One of the ways that Amgen has been trying to improve their BiTE molecules is through improving their half-lives. They’ve been working on one of those (pavurutamab, AMG 701) that brings in T cells as before via CD3 and also targets the B-cell maturation antigen protein (BCMA) to treat multiple myeloma. But in their earnings release the other day, the company disclosed that they’re pausing trial enrollment due to some apparent toxicity events as they bring up the dosing levels in Phase I – that’s the only thing it can mean when you say you’re talking with the FDA about “optimizing safety monitoring and mitigation”. They also disclosed that they’re pausing another longer-half-life BiTE (AMG 673) that targets CD3/CD33 for AML – the company says that they’re going to gather more data in the clinic on the original bifunctional (AMG 330) they have in that combination before proceeding with this one. And yet another BiTE, this one (AMG 596) combining CD3 and an EGFR variant found in glioblastoma, has also been put on hold, and the only only reason given is “while we prioritize our portfolio”. As an aside, don’t you just love press release phrasing?
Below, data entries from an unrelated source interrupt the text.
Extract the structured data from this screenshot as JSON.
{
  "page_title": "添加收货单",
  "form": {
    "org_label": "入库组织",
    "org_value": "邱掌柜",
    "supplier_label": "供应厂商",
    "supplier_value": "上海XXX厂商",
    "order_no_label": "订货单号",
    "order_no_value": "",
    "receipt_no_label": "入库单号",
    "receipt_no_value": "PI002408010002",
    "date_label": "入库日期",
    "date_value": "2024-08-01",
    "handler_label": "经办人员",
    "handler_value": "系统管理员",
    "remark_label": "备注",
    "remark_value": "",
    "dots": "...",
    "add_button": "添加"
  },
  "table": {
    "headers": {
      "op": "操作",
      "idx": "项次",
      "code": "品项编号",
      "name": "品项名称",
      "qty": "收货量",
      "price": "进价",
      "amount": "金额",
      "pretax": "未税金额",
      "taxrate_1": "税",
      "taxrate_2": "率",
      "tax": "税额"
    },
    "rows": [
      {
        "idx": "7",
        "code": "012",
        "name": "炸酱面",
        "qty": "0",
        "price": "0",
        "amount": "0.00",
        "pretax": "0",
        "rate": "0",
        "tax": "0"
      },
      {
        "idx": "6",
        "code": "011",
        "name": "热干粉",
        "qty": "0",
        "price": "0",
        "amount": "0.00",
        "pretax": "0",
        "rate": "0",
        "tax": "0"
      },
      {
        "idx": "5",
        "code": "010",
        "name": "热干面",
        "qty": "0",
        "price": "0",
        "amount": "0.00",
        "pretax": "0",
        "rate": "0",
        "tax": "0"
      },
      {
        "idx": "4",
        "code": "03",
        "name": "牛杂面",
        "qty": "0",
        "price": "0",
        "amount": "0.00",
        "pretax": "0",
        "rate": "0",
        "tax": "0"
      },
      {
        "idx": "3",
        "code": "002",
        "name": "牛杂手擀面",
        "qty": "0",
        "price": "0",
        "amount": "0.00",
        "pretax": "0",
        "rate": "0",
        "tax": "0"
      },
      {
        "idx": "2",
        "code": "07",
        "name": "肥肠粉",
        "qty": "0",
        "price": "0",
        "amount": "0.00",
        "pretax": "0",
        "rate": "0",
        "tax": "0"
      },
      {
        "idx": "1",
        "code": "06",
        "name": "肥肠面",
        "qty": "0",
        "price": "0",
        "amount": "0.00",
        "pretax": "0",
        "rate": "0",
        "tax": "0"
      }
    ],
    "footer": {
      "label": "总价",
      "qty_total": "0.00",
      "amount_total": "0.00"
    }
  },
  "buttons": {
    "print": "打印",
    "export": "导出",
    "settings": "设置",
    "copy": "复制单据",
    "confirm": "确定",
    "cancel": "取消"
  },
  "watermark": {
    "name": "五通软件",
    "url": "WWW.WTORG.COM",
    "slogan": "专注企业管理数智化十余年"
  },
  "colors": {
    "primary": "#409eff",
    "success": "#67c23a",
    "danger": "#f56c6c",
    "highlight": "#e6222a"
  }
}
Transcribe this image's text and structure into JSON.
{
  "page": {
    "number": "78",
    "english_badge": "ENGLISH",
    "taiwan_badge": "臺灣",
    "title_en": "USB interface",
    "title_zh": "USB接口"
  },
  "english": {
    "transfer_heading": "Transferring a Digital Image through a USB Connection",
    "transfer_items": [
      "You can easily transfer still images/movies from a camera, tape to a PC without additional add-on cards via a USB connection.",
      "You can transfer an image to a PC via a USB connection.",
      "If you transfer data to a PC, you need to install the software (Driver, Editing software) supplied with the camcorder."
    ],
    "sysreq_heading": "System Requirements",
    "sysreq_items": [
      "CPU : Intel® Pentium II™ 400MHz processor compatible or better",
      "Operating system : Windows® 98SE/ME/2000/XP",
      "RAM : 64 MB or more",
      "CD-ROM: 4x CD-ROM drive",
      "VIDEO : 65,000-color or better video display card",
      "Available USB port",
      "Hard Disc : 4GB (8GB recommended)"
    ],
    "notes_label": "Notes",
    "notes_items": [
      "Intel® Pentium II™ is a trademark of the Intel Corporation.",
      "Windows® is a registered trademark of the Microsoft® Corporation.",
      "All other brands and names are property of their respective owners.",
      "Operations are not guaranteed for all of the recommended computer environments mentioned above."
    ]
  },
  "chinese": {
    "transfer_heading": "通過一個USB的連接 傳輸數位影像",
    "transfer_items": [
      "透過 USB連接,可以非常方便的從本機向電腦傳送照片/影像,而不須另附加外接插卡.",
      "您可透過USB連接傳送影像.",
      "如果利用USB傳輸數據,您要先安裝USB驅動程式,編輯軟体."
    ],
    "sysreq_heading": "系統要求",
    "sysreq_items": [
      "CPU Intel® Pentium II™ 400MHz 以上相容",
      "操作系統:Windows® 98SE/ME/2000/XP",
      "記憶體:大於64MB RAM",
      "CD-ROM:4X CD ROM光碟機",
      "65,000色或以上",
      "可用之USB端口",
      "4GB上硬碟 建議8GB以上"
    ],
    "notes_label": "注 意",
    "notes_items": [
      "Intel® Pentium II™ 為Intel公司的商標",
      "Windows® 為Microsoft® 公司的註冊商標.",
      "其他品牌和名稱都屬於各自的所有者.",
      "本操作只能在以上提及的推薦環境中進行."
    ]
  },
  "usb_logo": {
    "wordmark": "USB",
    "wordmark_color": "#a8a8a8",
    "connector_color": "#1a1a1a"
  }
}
Now, they still have BiTE programs going – the release specifically mentions AMG 757, targeting delta-like ligand 3 (DLL3) for small cell lung cancer. But the path to extending clinical benefit with new immuno-oncology ideas has not been a smooth one, and it’s not going to be graded and paved any time soon. Amgen had some of the earlier Micromet-derived programs fail on them, such as AMG 110, a CD3/EpCAM (epithelial cell adhesion molecule) candidate, and there will absolutely be more failures to come.
But not all of those will be Amgen’s, nor will all the successes. I haven’t even mentioned another parallel effort from MacroGenics, their “DART” (dual affinity re-targeting) platform and their “TRIDENT” one that brings in a third protein. They’ve gone after some similar targets (there are a number of obvious places to start in immuno-oncology, but the list is not as long as you might like). For example, here’s their CD3/CD19 program in an early iteration. There are applications outside oncology, too, of course, and they just signed a deal last month for one of those with J&J/Janssen (no details!) Another such platform is “CrossMab” from Roche, who have their own technology for making specific antibody light chain/heavy chain combinations. They’re all over the clinic as well, and there are plenty of others (see below!)
This 2019 review will give you an idea of the landscape in this area. It’s anyone’s guess what this will all end up looking like, but we’re going to learn a lot about immunology along the way, and the successes will very much be worth seeing. I’ll leave everyone with the graphic below, from that review paper – this is what an expanding field of research looks like and no mistake: